The seed should germinate from about 3 weeks on, producing fleshy cotyledons, followed by true leaves. The seedlings are fast growing and can reach 40 cm in 2 years. Pot up the seedlings at the cotyledon stage or when the first true leaves appear. Potted plants are placed under the protection of light shade (40%), to develop.
Protea inopina grows in well-drained, nutrient-poor soils. Feed with an organic fertilizer to encourage the sensitive proteoid roots to develop. Avoid using chemical fertilizers containing high levels of phosphorus, as proteas are sensitive to this. Phosphate toxicity can affect the young growth, causing scorching or necrosis and yellowing of the leaves.
Keep the soil cooler and moister during the hot dry season by mulching around the plants as it will reduce weeds. A hard prune is highly recommended after fruiting to stimulate new growth on the rootstock and tidiness.
Protea inopina seems to be quite difficult to maintain in cultivation unless planted where it will not be disturbed. The leaves are attacked by protea leaf rollers.
- Brown, N.A.C. & Duncan, G.D. 2006. Grow fynbos plants. Kirstenbosch Gardening Series. South African National Biodiversity Institute, Cape Town.
- Duncan, G., Brown, N. & Nurrish, L. 2013. Grow proteas. Kirstenbosch Gardening Series. South African National Biodiversity Institute, Cape Town.
- Manning, J. & Goldblatt, P. 2012. Plants of the Greater Cape Floristic Region 1: the Core Cape Flora. Strelitzia 29. South African National Biodiversity Institute, Pretoria.
- Rebelo, A.G., Mtshali, H. & Von Staden, L. 2019. Protea inopina Rourke. National Assessment: Red List of South African Plants version 2020.1. Accessed on 2020/10/13.
- Rebelo, A.G. 2001. Proteas. A field guide to the proteas of southern Africa. Fernwood Press, Vlaeberg, Cape Town.
- Rourke, J.P. 1980. Proteas of South Africa. Tafelberg, Cape Town, Johannesburg.
- Vogts, M. 1989. South Africa’s Proteaceae. Know them and grow them. Struik Publishers, Cape Town.
Kirstenbosch National Botanical Garden

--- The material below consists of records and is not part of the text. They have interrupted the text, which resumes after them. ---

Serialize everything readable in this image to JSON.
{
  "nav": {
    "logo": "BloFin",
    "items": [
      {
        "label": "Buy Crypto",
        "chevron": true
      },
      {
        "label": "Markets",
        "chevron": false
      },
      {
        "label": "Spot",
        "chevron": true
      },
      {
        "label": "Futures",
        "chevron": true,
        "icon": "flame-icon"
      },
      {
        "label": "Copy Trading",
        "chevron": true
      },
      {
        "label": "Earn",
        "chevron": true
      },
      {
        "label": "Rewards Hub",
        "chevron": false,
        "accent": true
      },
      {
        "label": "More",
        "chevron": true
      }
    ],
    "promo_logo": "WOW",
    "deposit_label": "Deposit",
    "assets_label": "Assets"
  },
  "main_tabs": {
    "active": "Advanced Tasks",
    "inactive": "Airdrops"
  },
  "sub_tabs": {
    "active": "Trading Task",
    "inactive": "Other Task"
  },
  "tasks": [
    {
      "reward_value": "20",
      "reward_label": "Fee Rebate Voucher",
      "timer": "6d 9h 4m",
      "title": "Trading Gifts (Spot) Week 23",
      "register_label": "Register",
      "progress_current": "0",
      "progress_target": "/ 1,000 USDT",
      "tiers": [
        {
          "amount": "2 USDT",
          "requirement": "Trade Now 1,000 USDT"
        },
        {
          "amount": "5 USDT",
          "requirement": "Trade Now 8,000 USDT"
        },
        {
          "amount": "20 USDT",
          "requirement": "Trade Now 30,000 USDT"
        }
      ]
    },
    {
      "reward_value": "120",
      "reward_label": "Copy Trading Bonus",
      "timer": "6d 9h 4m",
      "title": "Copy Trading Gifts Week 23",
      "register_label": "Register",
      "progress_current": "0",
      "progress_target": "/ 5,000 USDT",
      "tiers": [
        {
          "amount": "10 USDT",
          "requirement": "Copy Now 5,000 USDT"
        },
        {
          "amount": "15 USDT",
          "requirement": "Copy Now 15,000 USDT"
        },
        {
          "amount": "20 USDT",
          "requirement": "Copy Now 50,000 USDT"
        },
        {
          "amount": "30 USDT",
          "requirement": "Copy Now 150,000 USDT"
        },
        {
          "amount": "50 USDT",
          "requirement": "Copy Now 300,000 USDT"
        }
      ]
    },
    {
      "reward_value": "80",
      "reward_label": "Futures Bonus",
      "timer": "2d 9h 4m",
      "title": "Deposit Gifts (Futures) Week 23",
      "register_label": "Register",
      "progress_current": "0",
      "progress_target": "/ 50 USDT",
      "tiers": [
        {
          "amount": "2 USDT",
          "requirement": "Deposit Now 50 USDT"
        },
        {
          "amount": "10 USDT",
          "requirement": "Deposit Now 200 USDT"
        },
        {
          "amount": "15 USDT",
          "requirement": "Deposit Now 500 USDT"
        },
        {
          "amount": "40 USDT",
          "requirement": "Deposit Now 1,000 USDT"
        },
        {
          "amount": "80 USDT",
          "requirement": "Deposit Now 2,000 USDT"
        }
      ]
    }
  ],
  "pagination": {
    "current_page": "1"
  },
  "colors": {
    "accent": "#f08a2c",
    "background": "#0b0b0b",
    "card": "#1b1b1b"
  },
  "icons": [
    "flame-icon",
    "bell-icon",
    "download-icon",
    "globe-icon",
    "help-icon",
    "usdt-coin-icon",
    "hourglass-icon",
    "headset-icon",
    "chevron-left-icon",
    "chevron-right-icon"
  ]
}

Plant Type: Shrub
SA Distribution: Western Cape
Soil type: Sandy
Flowering season: Early Summer
Flower colour: Brown, Green, White
Aspect: Full Sun
Gardening skill: Challenging